▶ [DIRECTIONS]:
Take every line containing "author" out of the records.

[Records from a data collection]
· · · ·
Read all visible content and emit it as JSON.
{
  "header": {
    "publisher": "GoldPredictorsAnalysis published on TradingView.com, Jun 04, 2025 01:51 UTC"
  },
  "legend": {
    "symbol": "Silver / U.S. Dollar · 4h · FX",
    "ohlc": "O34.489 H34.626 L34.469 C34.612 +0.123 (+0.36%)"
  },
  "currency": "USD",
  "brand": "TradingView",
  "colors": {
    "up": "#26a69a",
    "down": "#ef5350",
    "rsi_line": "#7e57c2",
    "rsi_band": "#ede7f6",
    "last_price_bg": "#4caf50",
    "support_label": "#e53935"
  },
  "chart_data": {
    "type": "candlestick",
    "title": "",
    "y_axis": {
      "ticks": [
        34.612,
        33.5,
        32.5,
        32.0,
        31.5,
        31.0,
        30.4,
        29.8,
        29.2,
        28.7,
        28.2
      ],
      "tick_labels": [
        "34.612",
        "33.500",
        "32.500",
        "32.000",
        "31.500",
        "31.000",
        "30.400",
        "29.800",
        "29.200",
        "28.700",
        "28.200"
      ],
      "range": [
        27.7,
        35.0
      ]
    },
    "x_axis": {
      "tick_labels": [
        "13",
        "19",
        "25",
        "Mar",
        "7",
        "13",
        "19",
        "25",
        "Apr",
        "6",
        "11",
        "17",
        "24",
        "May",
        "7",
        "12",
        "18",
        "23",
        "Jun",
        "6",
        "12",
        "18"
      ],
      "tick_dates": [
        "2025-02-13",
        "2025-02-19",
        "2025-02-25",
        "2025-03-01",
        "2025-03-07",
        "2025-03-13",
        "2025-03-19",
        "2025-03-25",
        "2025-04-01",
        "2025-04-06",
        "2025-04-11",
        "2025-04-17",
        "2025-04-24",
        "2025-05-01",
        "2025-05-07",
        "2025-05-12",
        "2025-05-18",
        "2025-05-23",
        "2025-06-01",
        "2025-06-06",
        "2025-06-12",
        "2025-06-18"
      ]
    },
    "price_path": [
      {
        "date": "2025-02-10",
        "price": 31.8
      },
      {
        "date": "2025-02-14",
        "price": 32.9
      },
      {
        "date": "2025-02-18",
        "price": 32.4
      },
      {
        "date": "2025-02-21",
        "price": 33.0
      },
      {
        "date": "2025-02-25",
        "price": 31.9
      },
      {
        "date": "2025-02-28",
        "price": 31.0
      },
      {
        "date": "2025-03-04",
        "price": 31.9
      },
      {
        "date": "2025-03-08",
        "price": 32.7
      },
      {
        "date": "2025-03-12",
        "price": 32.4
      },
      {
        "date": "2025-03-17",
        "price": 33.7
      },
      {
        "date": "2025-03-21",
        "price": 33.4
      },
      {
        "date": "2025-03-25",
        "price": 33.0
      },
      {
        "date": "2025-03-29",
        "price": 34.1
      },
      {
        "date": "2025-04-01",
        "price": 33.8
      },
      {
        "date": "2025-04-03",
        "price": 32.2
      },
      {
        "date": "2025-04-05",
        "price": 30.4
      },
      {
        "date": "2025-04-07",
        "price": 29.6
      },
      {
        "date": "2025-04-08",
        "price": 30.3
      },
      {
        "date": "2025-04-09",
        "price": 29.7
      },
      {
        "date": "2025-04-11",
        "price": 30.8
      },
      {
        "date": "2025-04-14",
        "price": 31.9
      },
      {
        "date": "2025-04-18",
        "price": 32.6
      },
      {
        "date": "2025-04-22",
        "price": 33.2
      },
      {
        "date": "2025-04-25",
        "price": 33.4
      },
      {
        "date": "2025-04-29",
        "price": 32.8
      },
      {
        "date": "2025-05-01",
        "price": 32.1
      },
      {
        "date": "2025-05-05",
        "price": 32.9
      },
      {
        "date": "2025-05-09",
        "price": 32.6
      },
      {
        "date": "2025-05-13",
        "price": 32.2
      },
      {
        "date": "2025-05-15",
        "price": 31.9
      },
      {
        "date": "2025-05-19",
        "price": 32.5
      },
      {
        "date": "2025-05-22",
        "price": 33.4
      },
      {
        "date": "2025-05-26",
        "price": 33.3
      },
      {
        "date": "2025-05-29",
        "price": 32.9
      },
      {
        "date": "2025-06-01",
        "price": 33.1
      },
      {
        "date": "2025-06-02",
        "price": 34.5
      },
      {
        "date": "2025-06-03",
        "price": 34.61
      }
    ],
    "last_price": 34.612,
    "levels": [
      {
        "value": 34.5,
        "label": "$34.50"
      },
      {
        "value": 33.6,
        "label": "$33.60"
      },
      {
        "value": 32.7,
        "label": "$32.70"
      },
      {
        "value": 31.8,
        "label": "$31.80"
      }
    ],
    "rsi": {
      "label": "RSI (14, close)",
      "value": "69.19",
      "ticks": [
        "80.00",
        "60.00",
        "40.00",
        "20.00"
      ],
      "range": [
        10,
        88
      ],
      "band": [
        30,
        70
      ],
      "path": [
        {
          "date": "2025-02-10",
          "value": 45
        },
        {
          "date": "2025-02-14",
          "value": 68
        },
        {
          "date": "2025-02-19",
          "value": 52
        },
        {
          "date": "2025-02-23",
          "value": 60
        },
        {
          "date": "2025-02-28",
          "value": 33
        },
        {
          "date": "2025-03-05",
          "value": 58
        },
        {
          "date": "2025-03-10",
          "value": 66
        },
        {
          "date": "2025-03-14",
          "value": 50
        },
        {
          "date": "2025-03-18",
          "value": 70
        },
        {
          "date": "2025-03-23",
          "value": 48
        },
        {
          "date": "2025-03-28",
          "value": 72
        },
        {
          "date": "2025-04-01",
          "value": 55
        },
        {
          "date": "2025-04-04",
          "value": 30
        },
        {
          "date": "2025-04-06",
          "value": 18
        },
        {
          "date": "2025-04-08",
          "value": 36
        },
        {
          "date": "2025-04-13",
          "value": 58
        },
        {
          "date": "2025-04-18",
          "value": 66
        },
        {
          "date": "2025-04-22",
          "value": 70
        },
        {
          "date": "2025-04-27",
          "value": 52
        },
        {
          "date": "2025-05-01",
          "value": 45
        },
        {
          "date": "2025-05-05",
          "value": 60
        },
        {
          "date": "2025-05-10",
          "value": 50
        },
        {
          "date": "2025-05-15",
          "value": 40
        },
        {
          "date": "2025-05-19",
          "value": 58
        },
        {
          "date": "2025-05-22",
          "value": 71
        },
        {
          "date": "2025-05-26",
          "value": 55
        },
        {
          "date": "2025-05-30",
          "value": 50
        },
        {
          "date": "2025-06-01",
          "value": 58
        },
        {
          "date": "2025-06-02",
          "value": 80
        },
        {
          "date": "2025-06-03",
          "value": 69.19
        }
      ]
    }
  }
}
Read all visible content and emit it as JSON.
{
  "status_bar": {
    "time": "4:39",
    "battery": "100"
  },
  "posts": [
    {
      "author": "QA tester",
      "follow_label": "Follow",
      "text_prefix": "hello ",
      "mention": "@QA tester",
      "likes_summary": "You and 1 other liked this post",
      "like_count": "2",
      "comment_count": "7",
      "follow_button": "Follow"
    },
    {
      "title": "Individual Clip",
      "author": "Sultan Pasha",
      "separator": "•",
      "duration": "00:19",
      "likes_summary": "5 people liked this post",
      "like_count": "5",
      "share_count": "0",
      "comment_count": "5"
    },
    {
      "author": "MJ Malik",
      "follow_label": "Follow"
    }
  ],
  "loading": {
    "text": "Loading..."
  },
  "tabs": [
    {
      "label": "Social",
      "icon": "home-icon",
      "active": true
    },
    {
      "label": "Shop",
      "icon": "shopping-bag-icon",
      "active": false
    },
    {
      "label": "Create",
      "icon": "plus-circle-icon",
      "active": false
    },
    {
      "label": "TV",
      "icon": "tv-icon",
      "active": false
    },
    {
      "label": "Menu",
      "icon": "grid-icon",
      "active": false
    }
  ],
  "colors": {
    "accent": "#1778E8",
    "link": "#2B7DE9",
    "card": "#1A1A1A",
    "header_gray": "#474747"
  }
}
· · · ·
▶ [RESULT]:
      "author": "QA tester",
      "author": "Sultan Pasha",
      "author": "MJ Malik",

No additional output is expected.